F.W. and C.D. thank Rutger Hermsen, Jacob Kerssemakers, Felix Hol, and Juan Keymer for valuable discussions in the early stage of the research, and E. van Rijn for technical support. F.W. and C.D. are supported by the ERC Advanced Grant SynDiv (No. 669598), the Netherlands Organization of Scientific Research (NWO/OCW) as part of the Frontiers of Nanoscience Program, and the NanoNextNL Program 3B Nanomedicine. J.H. and E.F. are supported by the German Excellence Initiative via the NanoSystems Initiative Munich, and by the Deutsche Forschungsgemeinschaft (DFG) via Project B02 within SFB 1032 (Nanoagents for Spatio‐Temporal Control of Molecular and Cellular Reactions).

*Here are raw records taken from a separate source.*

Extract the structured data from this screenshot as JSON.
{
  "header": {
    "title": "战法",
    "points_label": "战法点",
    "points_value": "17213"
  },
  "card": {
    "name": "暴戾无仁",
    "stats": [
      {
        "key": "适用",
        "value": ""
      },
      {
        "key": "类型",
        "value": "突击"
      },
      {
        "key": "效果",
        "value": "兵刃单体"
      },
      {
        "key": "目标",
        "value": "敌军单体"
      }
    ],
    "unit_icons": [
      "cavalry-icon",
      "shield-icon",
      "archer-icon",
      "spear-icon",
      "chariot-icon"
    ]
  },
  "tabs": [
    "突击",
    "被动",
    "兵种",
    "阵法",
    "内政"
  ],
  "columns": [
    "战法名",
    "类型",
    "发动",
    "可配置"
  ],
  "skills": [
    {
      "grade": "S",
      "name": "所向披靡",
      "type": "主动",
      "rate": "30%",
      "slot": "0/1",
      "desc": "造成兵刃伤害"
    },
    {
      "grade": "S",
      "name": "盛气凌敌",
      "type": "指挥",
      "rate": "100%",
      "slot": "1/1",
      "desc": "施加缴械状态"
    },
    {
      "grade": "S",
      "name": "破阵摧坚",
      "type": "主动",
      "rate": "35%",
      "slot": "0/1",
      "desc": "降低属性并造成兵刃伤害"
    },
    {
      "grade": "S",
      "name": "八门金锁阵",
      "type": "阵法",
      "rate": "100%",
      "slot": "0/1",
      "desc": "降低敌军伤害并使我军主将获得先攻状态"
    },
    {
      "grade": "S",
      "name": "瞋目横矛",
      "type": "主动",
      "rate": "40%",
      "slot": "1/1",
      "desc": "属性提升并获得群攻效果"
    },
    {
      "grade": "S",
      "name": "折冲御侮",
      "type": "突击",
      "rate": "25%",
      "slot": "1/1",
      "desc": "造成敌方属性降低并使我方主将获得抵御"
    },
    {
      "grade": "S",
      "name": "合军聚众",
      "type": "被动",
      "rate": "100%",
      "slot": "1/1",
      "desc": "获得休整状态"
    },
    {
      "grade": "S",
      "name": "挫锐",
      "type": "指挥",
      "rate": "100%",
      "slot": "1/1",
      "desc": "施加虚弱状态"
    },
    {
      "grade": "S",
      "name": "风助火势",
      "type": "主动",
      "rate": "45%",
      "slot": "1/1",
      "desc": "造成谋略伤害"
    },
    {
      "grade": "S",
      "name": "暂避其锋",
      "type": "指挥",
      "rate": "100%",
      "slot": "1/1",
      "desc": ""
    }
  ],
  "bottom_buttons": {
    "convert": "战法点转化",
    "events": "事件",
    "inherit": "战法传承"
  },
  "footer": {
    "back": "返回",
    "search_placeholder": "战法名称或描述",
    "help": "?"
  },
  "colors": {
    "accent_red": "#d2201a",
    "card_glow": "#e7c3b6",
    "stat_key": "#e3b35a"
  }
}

## Author contributions

FW, JH, EF, and CD designed the work and wrote the paper. FW and EK carried out the experiments and analyzed the experimental data. JH performed the analytical and computational analysis of the model. MR implemented the automated numerical parameter sweeps. FW wrote the scripts for the analysis of experimental data.

## Conflict of interest

The authors declare that they have no conflict of interest.

## Expanded View

Appendix [msb156724-sup-0001-Appendix.pdf]

Expanded View Figures PDF [msb156724-sup-0002-EVFigs.pdf]

Video EV1 [msb156724-sup-0003-VideoEV1.zip]

Video EV2 [msb156724-sup-0004-VideoEV2.zip]

Video EV3 [msb156724-sup-0005-VideoEV3.zip]

Video EV4 [msb156724-sup-0006-VideoEV4.zip]

Video EV5 [msb156724-sup-0007-VideoEV5.zip]

Video EV6 [msb156724-sup-0008-VideoEV6.zip]

## Funding

European Research Councilhttp://dx.doi.org/10.13039/501100000781 669598## References

This is an open access article under the terms of the Creative Commons Attribution 4.0 License, which permits use, distribution and reproduction in any medium, provided the original work is properly cited.

- © 2016 The Authors. Published under the terms of the CC BY 4.0 license